__ACTIVITY__. Within the records, say how many lines include the word "this"; the answer should be the number and no more.

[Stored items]

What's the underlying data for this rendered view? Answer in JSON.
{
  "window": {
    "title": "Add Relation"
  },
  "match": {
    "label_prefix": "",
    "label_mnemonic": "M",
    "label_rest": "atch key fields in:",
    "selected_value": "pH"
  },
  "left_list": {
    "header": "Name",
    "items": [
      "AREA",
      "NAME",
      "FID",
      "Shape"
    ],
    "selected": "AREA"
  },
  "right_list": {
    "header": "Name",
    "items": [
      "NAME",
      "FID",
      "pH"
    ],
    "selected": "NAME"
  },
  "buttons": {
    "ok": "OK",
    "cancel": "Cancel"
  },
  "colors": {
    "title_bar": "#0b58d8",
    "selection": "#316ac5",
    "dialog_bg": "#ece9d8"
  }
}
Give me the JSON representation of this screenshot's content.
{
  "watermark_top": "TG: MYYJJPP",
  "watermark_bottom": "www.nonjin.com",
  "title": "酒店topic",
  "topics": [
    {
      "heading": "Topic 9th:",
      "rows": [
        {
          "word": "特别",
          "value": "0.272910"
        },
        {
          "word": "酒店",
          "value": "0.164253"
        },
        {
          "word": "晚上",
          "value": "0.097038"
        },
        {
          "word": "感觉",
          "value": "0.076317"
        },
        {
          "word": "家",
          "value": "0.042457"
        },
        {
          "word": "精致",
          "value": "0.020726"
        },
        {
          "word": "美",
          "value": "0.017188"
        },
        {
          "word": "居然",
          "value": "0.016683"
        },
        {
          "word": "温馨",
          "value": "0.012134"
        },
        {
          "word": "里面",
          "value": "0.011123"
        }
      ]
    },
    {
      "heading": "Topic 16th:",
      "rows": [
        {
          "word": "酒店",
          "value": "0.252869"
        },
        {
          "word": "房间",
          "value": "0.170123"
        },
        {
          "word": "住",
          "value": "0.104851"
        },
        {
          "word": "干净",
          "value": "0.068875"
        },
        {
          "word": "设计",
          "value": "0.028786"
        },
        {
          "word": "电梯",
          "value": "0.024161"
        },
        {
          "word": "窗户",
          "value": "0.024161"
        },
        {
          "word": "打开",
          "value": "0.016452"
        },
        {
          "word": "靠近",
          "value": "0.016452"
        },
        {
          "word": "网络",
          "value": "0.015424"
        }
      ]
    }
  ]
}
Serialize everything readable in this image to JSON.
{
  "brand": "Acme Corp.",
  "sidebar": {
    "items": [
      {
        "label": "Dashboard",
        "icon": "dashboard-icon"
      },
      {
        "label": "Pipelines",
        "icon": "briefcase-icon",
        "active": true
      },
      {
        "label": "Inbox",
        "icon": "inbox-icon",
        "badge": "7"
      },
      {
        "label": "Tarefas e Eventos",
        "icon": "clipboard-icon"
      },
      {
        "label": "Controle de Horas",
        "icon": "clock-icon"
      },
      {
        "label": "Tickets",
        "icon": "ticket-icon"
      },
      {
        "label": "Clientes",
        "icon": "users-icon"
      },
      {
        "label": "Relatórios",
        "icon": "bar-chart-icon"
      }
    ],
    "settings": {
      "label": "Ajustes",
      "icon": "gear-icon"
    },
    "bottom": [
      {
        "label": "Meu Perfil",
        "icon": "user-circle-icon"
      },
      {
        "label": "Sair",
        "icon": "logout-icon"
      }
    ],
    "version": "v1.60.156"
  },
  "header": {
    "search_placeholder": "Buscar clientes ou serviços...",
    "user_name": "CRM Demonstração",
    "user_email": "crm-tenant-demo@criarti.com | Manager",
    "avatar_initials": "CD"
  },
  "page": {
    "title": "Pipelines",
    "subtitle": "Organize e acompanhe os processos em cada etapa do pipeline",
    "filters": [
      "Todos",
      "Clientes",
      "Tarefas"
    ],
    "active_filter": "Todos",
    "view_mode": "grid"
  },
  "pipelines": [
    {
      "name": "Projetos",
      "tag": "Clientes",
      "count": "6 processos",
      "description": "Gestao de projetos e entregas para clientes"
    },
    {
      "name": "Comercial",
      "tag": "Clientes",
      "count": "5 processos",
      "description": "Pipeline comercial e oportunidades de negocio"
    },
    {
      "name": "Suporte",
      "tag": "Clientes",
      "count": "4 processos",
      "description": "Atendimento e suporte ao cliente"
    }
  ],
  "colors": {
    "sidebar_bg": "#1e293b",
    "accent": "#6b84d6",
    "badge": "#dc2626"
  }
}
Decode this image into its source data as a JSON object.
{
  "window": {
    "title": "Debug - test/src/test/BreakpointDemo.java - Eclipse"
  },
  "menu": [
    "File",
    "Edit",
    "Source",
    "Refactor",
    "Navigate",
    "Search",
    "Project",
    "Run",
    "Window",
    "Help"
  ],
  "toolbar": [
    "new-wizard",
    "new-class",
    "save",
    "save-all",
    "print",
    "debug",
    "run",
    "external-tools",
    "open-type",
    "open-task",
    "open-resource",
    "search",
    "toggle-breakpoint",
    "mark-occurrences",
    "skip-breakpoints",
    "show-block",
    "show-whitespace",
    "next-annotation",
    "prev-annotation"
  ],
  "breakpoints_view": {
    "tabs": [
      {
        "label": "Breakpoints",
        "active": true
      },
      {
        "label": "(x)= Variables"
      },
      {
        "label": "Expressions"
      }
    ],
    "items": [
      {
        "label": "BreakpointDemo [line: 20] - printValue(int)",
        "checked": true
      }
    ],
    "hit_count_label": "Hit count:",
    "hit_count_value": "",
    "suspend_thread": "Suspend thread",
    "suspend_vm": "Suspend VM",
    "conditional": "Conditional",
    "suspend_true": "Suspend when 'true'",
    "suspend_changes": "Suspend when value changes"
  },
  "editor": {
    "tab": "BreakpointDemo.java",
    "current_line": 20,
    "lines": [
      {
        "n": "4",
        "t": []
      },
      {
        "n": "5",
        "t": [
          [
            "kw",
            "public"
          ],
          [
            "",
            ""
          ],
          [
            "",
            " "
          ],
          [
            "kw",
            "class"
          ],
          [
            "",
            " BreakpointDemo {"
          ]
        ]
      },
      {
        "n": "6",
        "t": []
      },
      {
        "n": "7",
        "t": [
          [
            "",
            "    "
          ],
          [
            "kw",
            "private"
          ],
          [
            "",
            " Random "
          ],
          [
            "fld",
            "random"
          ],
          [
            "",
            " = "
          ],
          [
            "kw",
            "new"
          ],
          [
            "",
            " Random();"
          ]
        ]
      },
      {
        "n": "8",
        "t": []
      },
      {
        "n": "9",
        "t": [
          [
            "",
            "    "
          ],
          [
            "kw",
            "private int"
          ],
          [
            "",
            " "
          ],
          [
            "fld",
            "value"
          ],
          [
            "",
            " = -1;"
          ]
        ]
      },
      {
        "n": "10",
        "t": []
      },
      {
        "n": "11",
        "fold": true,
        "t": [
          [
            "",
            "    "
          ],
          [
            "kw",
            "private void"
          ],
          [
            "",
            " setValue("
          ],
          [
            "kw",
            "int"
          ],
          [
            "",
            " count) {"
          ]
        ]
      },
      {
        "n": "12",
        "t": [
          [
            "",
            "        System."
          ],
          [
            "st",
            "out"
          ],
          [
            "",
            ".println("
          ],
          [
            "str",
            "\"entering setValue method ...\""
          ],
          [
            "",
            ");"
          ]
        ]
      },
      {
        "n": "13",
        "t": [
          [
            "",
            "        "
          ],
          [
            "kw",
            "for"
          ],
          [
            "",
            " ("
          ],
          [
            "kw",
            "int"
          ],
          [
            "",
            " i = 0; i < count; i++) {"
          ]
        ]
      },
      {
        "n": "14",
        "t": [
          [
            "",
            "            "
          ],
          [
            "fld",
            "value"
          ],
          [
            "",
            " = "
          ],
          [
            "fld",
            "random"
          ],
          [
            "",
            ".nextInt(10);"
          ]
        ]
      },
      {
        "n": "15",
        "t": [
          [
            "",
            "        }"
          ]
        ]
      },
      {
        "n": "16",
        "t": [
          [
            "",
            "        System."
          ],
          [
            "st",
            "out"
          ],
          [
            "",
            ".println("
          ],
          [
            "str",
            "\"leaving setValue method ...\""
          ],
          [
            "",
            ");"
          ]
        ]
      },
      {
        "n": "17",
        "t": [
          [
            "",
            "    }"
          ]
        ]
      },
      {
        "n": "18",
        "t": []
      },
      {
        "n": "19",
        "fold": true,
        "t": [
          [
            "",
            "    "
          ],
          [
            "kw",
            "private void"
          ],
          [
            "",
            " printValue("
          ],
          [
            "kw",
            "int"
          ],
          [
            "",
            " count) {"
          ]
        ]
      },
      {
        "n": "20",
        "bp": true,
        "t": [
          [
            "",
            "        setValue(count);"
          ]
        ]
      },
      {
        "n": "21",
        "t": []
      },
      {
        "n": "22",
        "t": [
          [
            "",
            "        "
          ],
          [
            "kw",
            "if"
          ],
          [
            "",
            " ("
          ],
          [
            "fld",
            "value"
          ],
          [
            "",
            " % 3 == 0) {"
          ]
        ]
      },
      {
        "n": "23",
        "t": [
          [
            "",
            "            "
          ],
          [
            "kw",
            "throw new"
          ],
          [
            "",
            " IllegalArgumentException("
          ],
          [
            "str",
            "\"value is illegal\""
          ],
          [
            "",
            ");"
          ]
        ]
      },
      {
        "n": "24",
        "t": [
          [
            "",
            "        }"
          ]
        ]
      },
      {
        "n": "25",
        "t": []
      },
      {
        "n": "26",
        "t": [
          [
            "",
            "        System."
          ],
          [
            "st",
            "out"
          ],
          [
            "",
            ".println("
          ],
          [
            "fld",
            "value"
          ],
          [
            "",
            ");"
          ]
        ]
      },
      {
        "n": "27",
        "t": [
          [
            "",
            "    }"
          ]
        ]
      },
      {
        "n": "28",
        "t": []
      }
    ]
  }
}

__WORKED SOLUTION__. 4